● **TASK STATEMENT**
Report the count of lines below in which the string "that" occurs; include nothing else.

[Entries from a dataset of interfaces]
════════════════
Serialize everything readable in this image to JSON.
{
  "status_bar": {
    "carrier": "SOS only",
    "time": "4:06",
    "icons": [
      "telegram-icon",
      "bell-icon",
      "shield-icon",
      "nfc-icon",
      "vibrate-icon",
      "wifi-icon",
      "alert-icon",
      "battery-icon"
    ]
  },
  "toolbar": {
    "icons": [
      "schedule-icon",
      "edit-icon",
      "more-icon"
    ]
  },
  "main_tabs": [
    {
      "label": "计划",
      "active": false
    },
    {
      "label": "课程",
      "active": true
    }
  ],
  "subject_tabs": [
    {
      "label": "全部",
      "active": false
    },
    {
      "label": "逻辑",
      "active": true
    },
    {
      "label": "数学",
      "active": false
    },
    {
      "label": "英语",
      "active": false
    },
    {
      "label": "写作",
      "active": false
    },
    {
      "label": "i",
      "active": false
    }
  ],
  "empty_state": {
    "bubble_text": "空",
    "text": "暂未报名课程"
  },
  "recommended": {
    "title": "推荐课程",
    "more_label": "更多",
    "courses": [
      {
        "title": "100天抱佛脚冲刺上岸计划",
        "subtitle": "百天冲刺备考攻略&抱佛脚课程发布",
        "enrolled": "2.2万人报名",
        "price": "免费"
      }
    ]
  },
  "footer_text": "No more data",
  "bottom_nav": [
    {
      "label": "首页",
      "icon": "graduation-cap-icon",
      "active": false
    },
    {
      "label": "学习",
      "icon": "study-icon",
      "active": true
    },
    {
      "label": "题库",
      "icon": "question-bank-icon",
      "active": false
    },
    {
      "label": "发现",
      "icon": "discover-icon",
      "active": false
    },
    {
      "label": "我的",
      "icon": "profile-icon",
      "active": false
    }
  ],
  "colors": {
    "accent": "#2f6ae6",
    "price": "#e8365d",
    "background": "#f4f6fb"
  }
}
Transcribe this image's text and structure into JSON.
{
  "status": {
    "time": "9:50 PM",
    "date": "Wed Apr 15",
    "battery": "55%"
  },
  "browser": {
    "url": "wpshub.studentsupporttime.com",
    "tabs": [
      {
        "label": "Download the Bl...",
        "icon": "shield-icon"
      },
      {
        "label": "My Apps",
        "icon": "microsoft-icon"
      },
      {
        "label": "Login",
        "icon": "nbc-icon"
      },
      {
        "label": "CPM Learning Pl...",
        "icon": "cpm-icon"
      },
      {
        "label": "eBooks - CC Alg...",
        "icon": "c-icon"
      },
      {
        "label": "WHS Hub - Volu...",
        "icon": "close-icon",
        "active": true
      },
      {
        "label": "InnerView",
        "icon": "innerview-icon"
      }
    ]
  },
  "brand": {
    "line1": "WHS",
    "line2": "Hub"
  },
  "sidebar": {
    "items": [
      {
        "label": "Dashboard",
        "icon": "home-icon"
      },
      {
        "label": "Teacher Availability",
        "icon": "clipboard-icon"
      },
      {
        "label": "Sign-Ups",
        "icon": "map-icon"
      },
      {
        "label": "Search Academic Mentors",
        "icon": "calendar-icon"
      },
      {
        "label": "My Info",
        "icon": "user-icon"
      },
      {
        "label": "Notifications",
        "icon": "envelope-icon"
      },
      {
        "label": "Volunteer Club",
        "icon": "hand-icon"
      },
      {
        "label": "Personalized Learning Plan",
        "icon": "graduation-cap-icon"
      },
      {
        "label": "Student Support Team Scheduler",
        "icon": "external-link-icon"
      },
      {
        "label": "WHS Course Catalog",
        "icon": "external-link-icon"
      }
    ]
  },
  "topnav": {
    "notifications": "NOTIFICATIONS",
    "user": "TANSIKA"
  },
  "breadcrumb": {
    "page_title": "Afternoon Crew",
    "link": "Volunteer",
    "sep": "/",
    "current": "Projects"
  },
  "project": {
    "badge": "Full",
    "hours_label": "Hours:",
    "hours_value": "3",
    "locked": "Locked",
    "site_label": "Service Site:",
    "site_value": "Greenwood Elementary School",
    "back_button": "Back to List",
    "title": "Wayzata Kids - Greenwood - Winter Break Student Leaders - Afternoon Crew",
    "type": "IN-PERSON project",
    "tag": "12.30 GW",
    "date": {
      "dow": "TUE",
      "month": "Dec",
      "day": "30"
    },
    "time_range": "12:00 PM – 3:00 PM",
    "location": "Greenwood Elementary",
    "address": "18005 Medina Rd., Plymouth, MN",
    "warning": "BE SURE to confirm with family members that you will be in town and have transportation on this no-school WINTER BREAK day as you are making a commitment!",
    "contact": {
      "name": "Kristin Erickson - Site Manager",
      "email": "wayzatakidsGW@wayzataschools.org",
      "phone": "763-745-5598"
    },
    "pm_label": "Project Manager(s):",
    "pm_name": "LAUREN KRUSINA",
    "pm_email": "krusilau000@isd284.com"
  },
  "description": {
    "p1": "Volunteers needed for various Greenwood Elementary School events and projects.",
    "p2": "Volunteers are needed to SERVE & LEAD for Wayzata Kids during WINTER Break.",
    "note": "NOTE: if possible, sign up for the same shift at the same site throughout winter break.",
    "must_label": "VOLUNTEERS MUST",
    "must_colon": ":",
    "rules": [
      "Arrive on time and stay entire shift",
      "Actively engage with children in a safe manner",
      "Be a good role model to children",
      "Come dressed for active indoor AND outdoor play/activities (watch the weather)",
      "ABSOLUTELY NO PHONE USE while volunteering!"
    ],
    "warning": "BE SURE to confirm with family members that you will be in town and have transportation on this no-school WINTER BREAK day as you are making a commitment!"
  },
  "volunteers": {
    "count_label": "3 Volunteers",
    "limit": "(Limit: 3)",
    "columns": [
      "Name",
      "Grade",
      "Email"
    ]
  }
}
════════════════
● **EXERCISE RESPONSE**
2